This article and collection of amazing historical photos was created by Yonah Ward Grossman from ywgrossman.com. Astoundingly, for most of our history America’s nickname for Pit Bulls was “The Nanny Dog”. For generations if you had children and wanted to keep them safe you wanted a pit bull, the dog that was the most reliable of any breed with children or adults. The Nanny Dog is now vilified by a media that always wants a demon dog breed to frighten people and LHASA-APSO BITES MAN just doesn’t sell papers. Before pit bulls it was Rottweilers, before Rottweilers it was Dobermans, and before them German Shepherds. Each breed in it’s order were deemed too vicious and unpredictable to be around people. Each time people wanted laws to ban them. It is breathtakingly ironic that the spotlight has turned on the breed once the symbol of our country and our national babysitter.
In temperance tests (the equivalent of how many times your kid can poke your dog in the eye before he bites him) of all breeds the most tolerant was the Golden Retriever. The second most tolerant was the pit bull.
Pit Bull’s jaws do not lock, they do not have the most powerful bite among dogs (German Shepherds have that honor) they are naturally neither human or animal aggressive (in fact pit bull puppies prefer human company to their mother’s two weeks before all other dogs), and they feel as much pain as any other breed (accidentally step on one’s toe and you’ll see).
The most tolerant, patient, gentle breed of dogs is now embarrassingly portrayed as the most dangerous. It would be funny if the new reputation did not mean 6,000 are put to death every day, by far the highest number of any other breed euthanized.
That’s a lot of babysitters.
(Pictured: As you’ll see, from the richest to the poorest and everything in between, in America the pit bull was the dog for kids. Don’t miss the little boy in the goat cart at the end. He’s priceless.)

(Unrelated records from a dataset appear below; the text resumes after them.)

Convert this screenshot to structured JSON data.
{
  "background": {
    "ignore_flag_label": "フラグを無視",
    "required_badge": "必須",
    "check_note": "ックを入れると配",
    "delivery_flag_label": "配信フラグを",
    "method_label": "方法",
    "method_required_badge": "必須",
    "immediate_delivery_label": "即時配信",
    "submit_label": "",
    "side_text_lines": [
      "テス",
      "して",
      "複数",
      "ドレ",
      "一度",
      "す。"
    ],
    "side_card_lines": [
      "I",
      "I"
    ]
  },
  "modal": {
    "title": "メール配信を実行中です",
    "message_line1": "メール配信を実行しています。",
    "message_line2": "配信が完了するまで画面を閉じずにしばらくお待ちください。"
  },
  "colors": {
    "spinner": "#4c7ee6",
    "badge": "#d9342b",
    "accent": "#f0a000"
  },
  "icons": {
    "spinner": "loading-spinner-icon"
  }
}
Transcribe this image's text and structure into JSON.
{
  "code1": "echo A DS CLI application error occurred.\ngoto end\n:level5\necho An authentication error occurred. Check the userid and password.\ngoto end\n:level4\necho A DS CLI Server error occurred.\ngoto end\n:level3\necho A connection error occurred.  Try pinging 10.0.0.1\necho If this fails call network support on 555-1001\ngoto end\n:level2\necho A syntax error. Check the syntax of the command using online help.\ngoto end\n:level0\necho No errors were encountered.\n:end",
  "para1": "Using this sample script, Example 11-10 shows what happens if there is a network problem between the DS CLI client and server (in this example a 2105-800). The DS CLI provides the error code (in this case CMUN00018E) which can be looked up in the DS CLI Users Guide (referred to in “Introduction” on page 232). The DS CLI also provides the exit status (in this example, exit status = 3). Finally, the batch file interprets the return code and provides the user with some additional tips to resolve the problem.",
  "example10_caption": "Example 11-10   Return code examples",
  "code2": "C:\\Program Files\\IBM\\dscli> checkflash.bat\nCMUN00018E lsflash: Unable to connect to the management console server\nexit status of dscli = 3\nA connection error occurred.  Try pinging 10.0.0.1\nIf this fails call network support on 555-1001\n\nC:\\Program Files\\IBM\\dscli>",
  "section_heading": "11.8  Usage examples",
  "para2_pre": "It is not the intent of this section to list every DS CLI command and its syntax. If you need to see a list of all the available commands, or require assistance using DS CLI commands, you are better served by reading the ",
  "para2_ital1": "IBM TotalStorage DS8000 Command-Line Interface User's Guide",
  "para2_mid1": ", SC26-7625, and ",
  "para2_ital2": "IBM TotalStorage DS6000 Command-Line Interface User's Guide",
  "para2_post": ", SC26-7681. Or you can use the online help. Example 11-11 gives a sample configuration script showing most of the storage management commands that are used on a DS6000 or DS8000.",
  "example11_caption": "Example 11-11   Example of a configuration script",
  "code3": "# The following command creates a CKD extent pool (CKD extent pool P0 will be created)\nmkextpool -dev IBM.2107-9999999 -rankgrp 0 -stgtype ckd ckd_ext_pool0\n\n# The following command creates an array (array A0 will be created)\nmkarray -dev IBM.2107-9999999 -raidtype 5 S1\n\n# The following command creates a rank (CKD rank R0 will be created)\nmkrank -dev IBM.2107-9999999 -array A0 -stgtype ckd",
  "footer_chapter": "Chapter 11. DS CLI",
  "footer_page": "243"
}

photos & article posted with permission from Yonah Ward Grossman